[Data items]
Content starts
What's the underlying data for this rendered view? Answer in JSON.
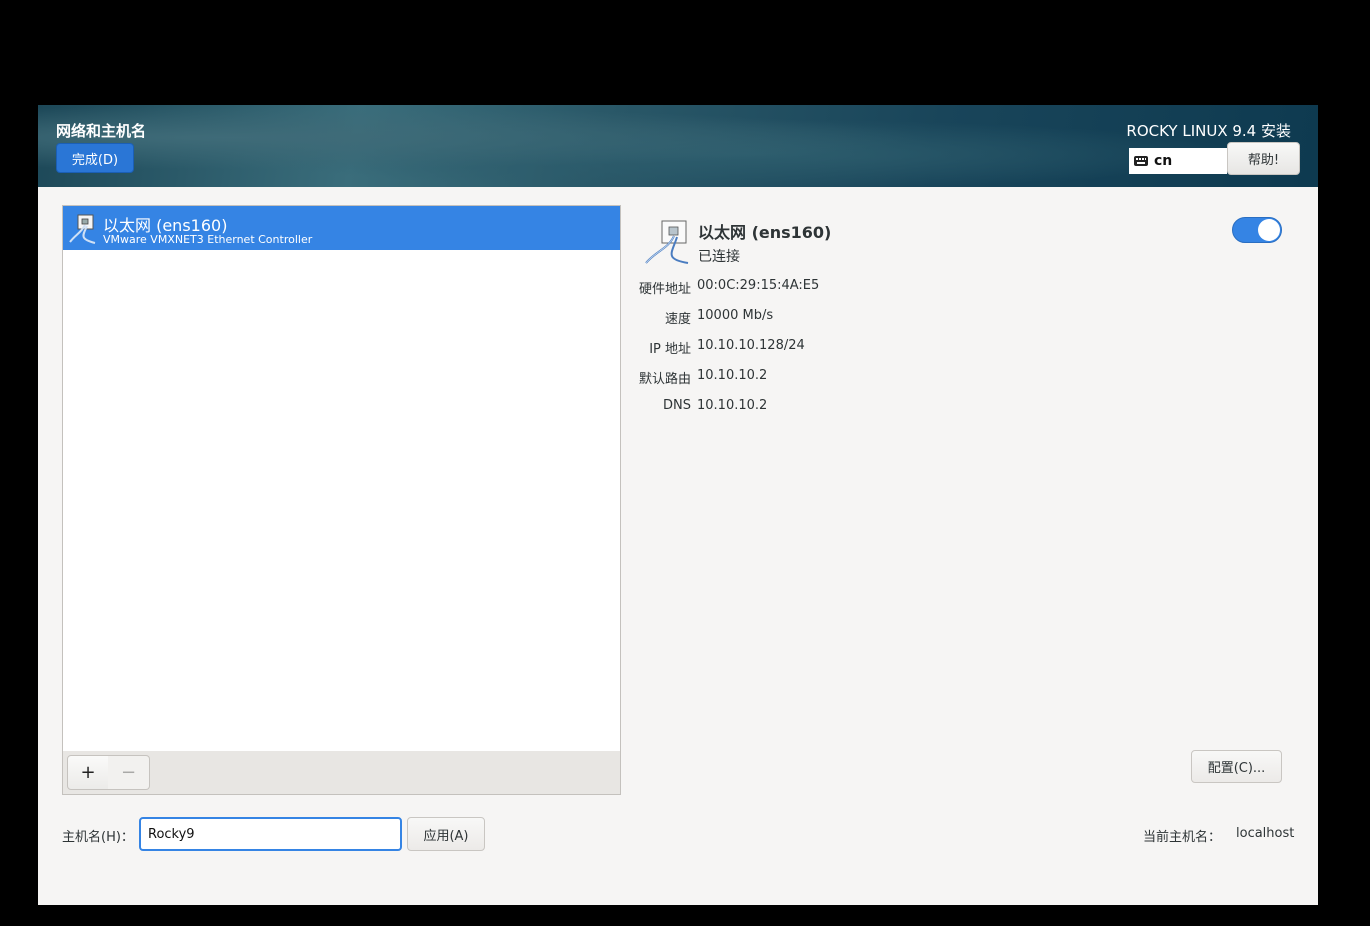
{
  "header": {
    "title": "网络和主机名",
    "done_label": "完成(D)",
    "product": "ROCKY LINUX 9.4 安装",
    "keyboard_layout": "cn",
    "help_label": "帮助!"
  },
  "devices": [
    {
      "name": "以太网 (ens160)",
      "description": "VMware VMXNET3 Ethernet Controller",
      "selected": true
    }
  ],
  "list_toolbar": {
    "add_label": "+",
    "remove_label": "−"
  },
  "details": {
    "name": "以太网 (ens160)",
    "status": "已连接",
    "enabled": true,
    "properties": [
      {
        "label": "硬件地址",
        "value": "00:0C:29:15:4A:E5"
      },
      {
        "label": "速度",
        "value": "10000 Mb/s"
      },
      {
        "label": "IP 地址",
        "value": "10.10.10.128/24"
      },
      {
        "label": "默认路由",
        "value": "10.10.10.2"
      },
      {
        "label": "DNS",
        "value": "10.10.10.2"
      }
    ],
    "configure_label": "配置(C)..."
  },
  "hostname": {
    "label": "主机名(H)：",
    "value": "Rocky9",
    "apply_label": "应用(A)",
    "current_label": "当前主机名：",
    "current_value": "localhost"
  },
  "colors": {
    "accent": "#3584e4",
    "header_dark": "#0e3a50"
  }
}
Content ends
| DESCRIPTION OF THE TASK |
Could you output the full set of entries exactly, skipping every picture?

| YOUR RESPONSE |
What's the underlying data for this rendered view? Answer in JSON.
{
  "header": {
    "title": "网络和主机名",
    "done_label": "完成(D)",
    "product": "ROCKY LINUX 9.4 安装",
    "keyboard_layout": "cn",
    "help_label": "帮助!"
  },
  "devices": [
    {
      "name": "以太网 (ens160)",
      "description": "VMware VMXNET3 Ethernet Controller",
      "selected": true
    }
  ],
  "list_toolbar": {
    "add_label": "+",
    "remove_label": "−"
  },
  "details": {
    "name": "以太网 (ens160)",
    "status": "已连接",
    "enabled": true,
    "properties": [
      {
        "label": "硬件地址",
        "value": "00:0C:29:15:4A:E5"
      },
      {
        "label": "速度",
        "value": "10000 Mb/s"
      },
      {
        "label": "IP 地址",
        "value": "10.10.10.128/24"
      },
      {
        "label": "默认路由",
        "value": "10.10.10.2"
      },
      {
        "label": "DNS",
        "value": "10.10.10.2"
      }
    ],
    "configure_label": "配置(C)..."
  },
  "hostname": {
    "label": "主机名(H)：",
    "value": "Rocky9",
    "apply_label": "应用(A)",
    "current_label": "当前主机名：",
    "current_value": "localhost"
  },
  "colors": {
    "accent": "#3584e4",
    "header_dark": "#0e3a50"
  }
}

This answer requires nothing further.